Work to complete - Find and copy every line in the records that includes the string "Аватар".

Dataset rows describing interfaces

..............................

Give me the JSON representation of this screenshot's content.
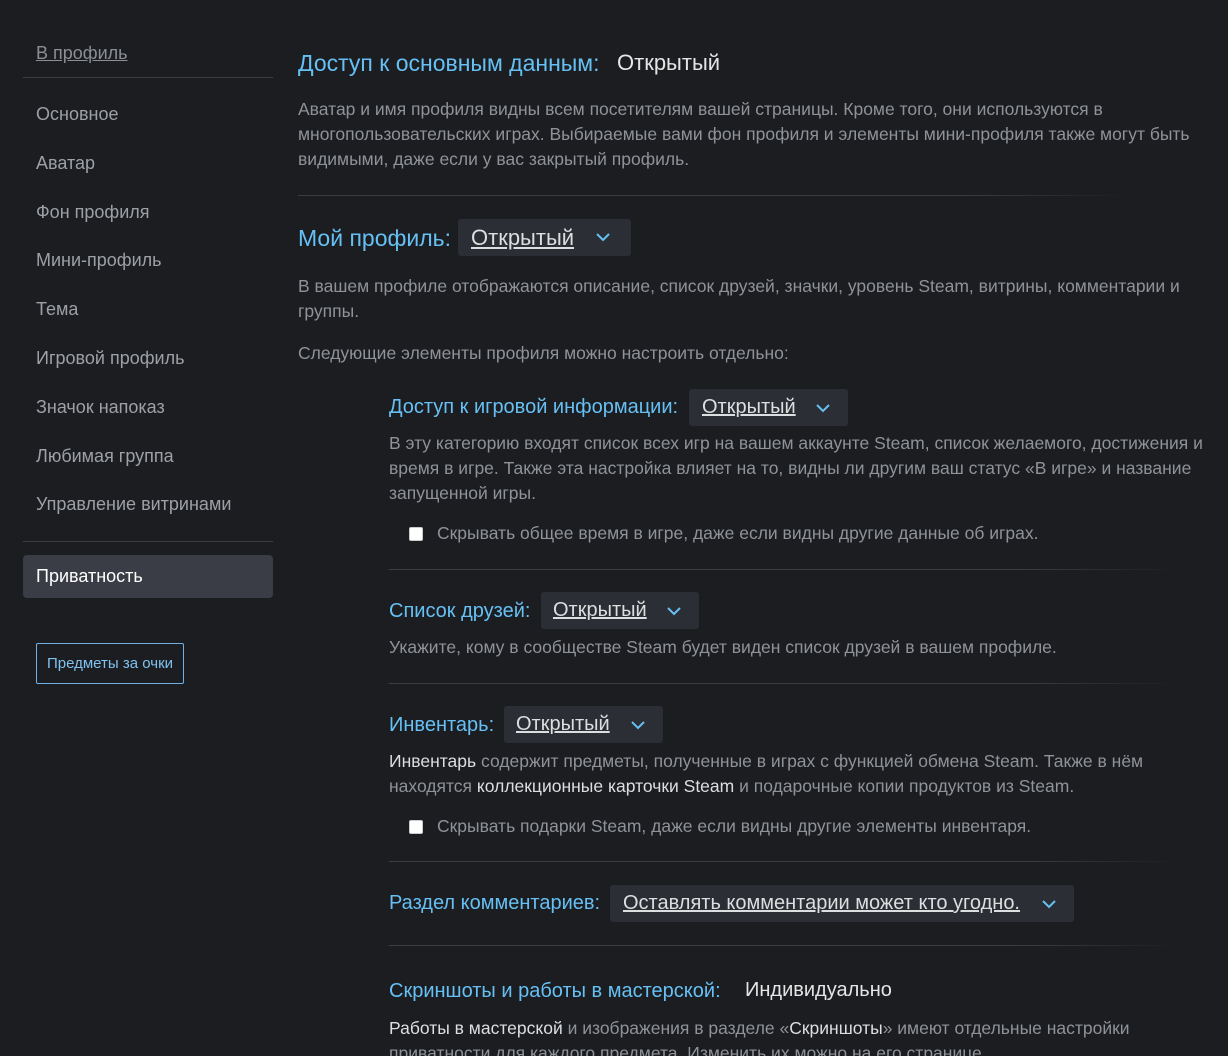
{
  "sidebar": {
    "back_link": "В профиль",
    "items": [
      {
        "label": "Основное"
      },
      {
        "label": "Аватар"
      },
      {
        "label": "Фон профиля"
      },
      {
        "label": "Мини-профиль"
      },
      {
        "label": "Тема"
      },
      {
        "label": "Игровой профиль"
      },
      {
        "label": "Значок напоказ"
      },
      {
        "label": "Любимая группа"
      },
      {
        "label": "Управление витринами"
      }
    ],
    "active_item": "Приватность",
    "points_button": "Предметы за очки"
  },
  "basic": {
    "title": "Доступ к основным данным:",
    "value": "Открытый",
    "description": "Аватар и имя профиля видны всем посетителям вашей страницы. Кроме того, они используются в многопользовательских играх. Выбираемые вами фон профиля и элементы мини-профиля также могут быть видимыми, даже если у вас закрытый профиль."
  },
  "my_profile": {
    "title": "Мой профиль:",
    "value": "Открытый",
    "description": "В вашем профиле отображаются описание, список друзей, значки, уровень Steam, витрины, комментарии и группы.",
    "note": "Следующие элементы профиля можно настроить отдельно:"
  },
  "game_info": {
    "title": "Доступ к игровой информации:",
    "value": "Открытый",
    "description": "В эту категорию входят список всех игр на вашем аккаунте Steam, список желаемого, достижения и время в игре. Также эта настройка влияет на то, видны ли другим ваш статус «В игре» и название запущенной игры.",
    "checkbox_label": "Скрывать общее время в игре, даже если видны другие данные об играх."
  },
  "friends": {
    "title": "Список друзей:",
    "value": "Открытый",
    "description": "Укажите, кому в сообществе Steam будет виден список друзей в вашем профиле."
  },
  "inventory": {
    "title": "Инвентарь:",
    "value": "Открытый",
    "desc_b1": "Инвентарь",
    "desc_t1": " содержит предметы, полученные в играх с функцией обмена Steam. Также в нём находятся ",
    "desc_b2": "коллекционные карточки Steam",
    "desc_t2": " и подарочные копии продуктов из Steam.",
    "checkbox_label": "Скрывать подарки Steam, даже если видны другие элементы инвентаря."
  },
  "comments": {
    "title": "Раздел комментариев:",
    "value": "Оставлять комментарии может кто угодно."
  },
  "screenshots": {
    "title": "Скриншоты и работы в мастерской:",
    "value": "Индивидуально",
    "desc_b1": "Работы в мастерской",
    "desc_t1": " и изображения в разделе «",
    "desc_b2": "Скриншоты",
    "desc_t2": "» имеют отдельные настройки приватности для каждого предмета. Изменить их можно на его странице."
  },
  "colors": {
    "background": "#1b1d21",
    "accent": "#66c0f4",
    "dropdown_bg": "#2b2e34",
    "sidebar_active_bg": "#3a3d45"
  }
}
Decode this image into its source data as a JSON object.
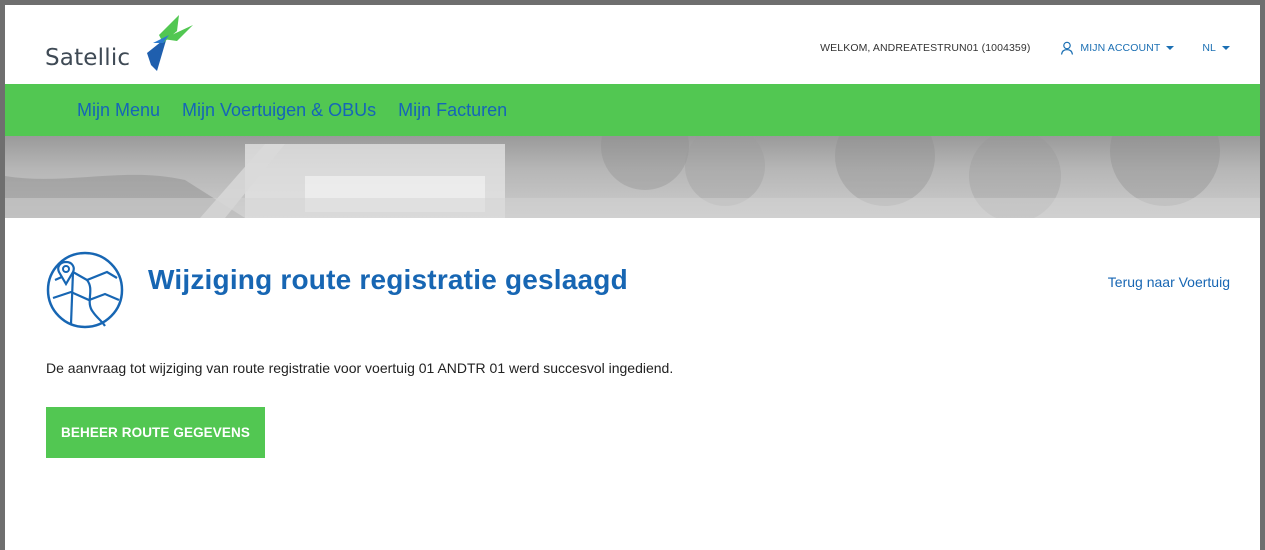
{
  "brand": {
    "name": "Satellic"
  },
  "header": {
    "welcome": "WELKOM, ANDREATESTRUN01 (1004359)",
    "account_label": "MIJN ACCOUNT",
    "language": "NL"
  },
  "nav": {
    "items": [
      {
        "label": "Mijn Menu"
      },
      {
        "label": "Mijn Voertuigen & OBUs"
      },
      {
        "label": "Mijn Facturen"
      }
    ]
  },
  "page": {
    "title": "Wijziging route registratie geslaagd",
    "back_link": "Terug naar Voertuig",
    "message": "De aanvraag tot wijziging van route registratie voor voertuig 01 ANDTR 01 werd succesvol ingediend.",
    "primary_button": "BEHEER ROUTE GEGEVENS"
  },
  "icons": {
    "logo_mark": "satellic-logo-icon",
    "account": "user-icon",
    "page": "map-route-icon"
  },
  "colors": {
    "green": "#52c752",
    "blue": "#1766b3",
    "frame": "#6f6f6f"
  }
}
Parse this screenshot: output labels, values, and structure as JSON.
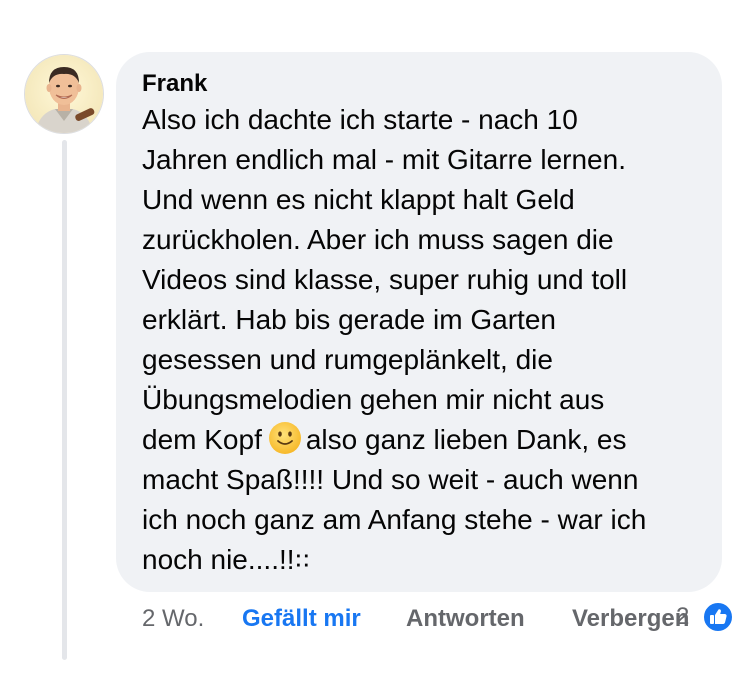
{
  "comment": {
    "author": "Frank",
    "text_lines": [
      "Also ich dachte ich starte - nach 10",
      "Jahren endlich mal - mit Gitarre lernen.",
      "Und wenn es nicht klappt halt Geld",
      "zurückholen. Aber ich muss sagen die",
      "Videos sind klasse, super ruhig und toll",
      "erklärt. Hab bis gerade im Garten",
      "gesessen und rumgeplänkelt, die",
      "Übungsmelodien gehen mir nicht aus",
      "dem Kopf",
      "also ganz lieben Dank, es",
      "macht Spaß!!!! Und so weit - auch wenn",
      "ich noch ganz am Anfang stehe - war ich",
      "noch nie....!!꞉꞉"
    ],
    "emoji_icon": "slightly-smiling-face-icon",
    "avatar_icon": "profile-photo-avatar",
    "time": "2 Wo.",
    "like_label": "Gefällt mir",
    "reply_label": "Antworten",
    "hide_label": "Verbergen",
    "reaction_count": "2",
    "reaction_icon": "like-thumbs-up-icon"
  },
  "colors": {
    "bubble": "#f0f2f5",
    "text": "#050505",
    "muted": "#65676b",
    "accent": "#1877f2"
  }
}
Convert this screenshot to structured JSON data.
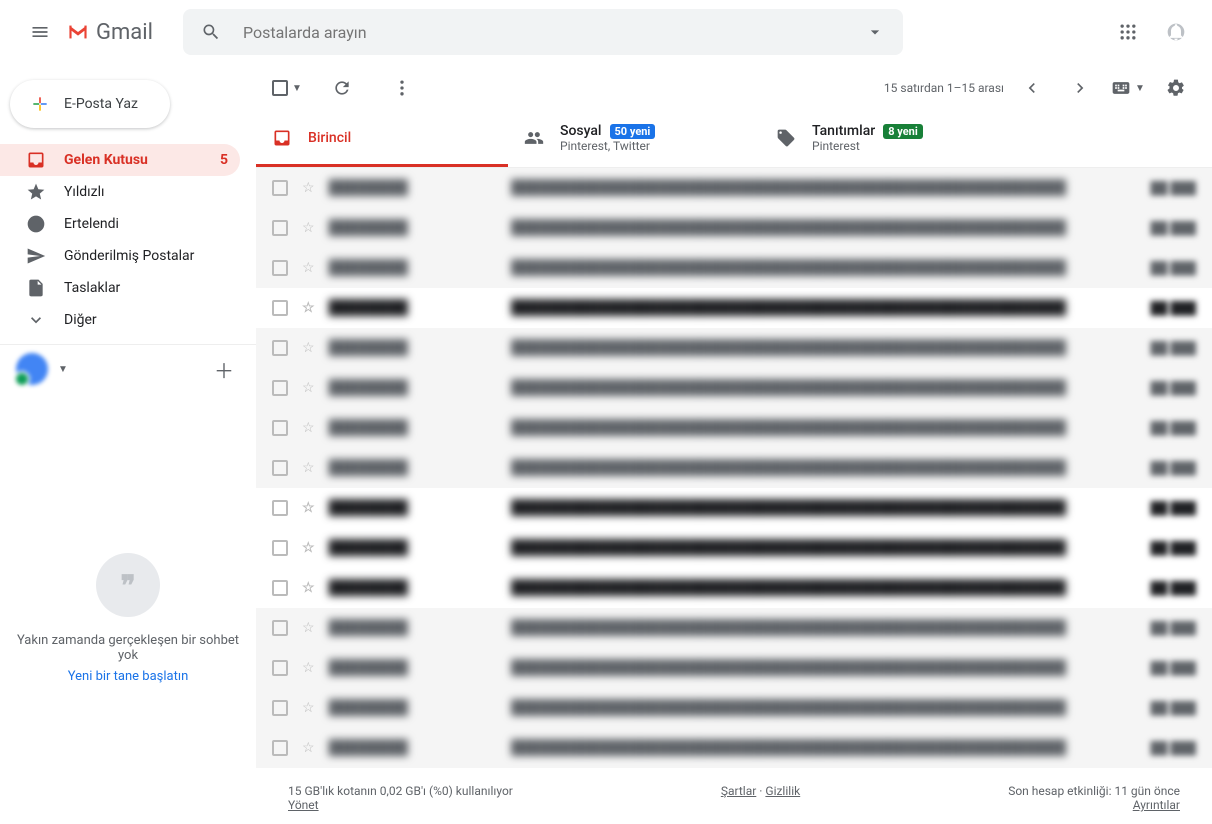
{
  "header": {
    "app_name": "Gmail",
    "search_placeholder": "Postalarda arayın"
  },
  "compose_label": "E-Posta Yaz",
  "sidebar": {
    "items": [
      {
        "label": "Gelen Kutusu",
        "count": "5",
        "active": true,
        "icon": "inbox"
      },
      {
        "label": "Yıldızlı",
        "icon": "star"
      },
      {
        "label": "Ertelendi",
        "icon": "clock"
      },
      {
        "label": "Gönderilmiş Postalar",
        "icon": "send"
      },
      {
        "label": "Taslaklar",
        "icon": "draft"
      },
      {
        "label": "Diğer",
        "icon": "more"
      }
    ]
  },
  "hangouts": {
    "empty_text": "Yakın zamanda gerçekleşen bir sohbet yok",
    "start_new": "Yeni bir tane başlatın"
  },
  "toolbar": {
    "range": "15 satırdan 1–15 arası"
  },
  "tabs": [
    {
      "title": "Birincil",
      "sub": "",
      "badge": "",
      "active": true
    },
    {
      "title": "Sosyal",
      "sub": "Pinterest, Twitter",
      "badge": "50 yeni",
      "badge_class": "blue"
    },
    {
      "title": "Tanıtımlar",
      "sub": "Pinterest",
      "badge": "8 yeni",
      "badge_class": "green"
    }
  ],
  "mails": [
    {
      "read": true
    },
    {
      "read": true
    },
    {
      "read": true
    },
    {
      "read": false
    },
    {
      "read": true
    },
    {
      "read": true
    },
    {
      "read": true
    },
    {
      "read": true
    },
    {
      "read": false
    },
    {
      "read": false
    },
    {
      "read": false
    },
    {
      "read": true
    },
    {
      "read": true
    },
    {
      "read": true
    },
    {
      "read": true
    }
  ],
  "footer": {
    "storage": "15 GB'lık kotanın 0,02 GB'ı (%0) kullanılıyor",
    "manage": "Yönet",
    "terms": "Şartlar",
    "privacy": "Gizlilik",
    "activity": "Son hesap etkinliği: 11 gün önce",
    "details": "Ayrıntılar"
  }
}
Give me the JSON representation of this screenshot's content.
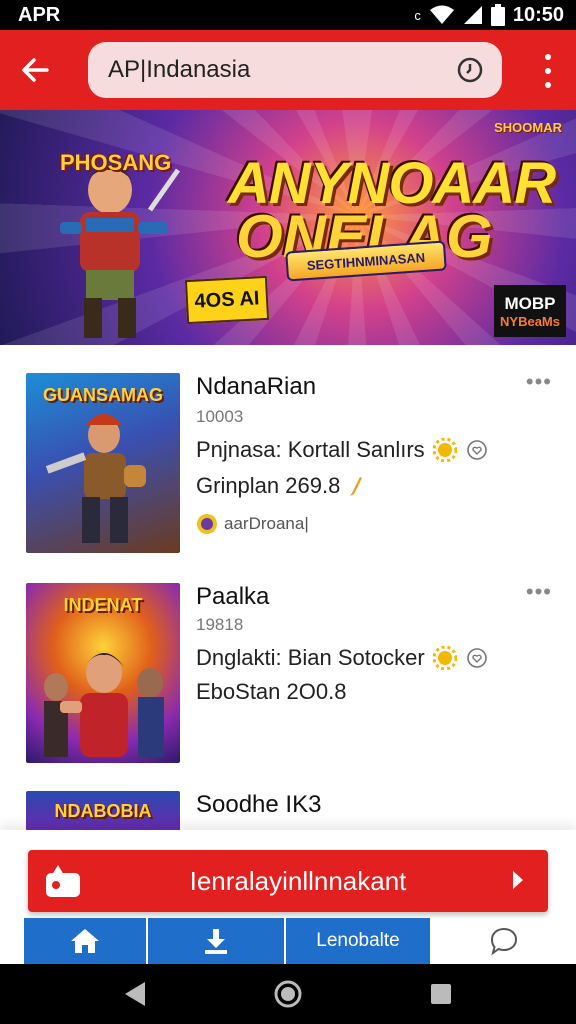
{
  "status_bar": {
    "carrier": "APR",
    "small": "c",
    "time": "10:50"
  },
  "top_bar": {
    "search_value": "AP|Indanasia"
  },
  "banner": {
    "logo": "PHOSANG",
    "title_line1": "ANYNOAAR",
    "title_line2": "ONELAG",
    "ribbon": "SEGTIHNMINASAN",
    "tag": "4OS AI",
    "badge": "SHOOMAR",
    "card_line1": "MOBP",
    "card_line2": "NYBeaMs"
  },
  "items": [
    {
      "thumb_label": "GUANSAMAG",
      "title": "NdanaRian",
      "sub": "10003",
      "line1": "Pnjnasa: Kortall Sanlırs",
      "line2": "Grinplan 269.8",
      "developer": "aarDroana|"
    },
    {
      "thumb_label": "INDENAT",
      "title": "Paalka",
      "sub": "19818",
      "line1": "Dnglakti: Bian Sotocker",
      "line2": "EboStan 2O0.8",
      "developer": ""
    },
    {
      "thumb_label": "NDABOBIA",
      "title": "Soodhe IK3",
      "sub": "",
      "line1": "",
      "line2": "",
      "developer": ""
    }
  ],
  "install_button": {
    "label": "Ienralayinllnnakant"
  },
  "tabs": [
    {
      "icon": "home-icon"
    },
    {
      "icon": "download-icon"
    },
    {
      "label": "Lenobalte"
    },
    {
      "icon": "chat-icon"
    }
  ],
  "colors": {
    "brand_red": "#e1201f",
    "tab_blue": "#1f6ec9"
  }
}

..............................

Response area -
        "label": "Аватар"
    "description": "Аватар и имя профиля видны всем посетителям вашей страницы. Кроме того, они используются в многопользовательских играх. Выбираемые вами фон профиля и элементы мини-профиля также могут быть видимыми, даже если у вас закрытый профиль."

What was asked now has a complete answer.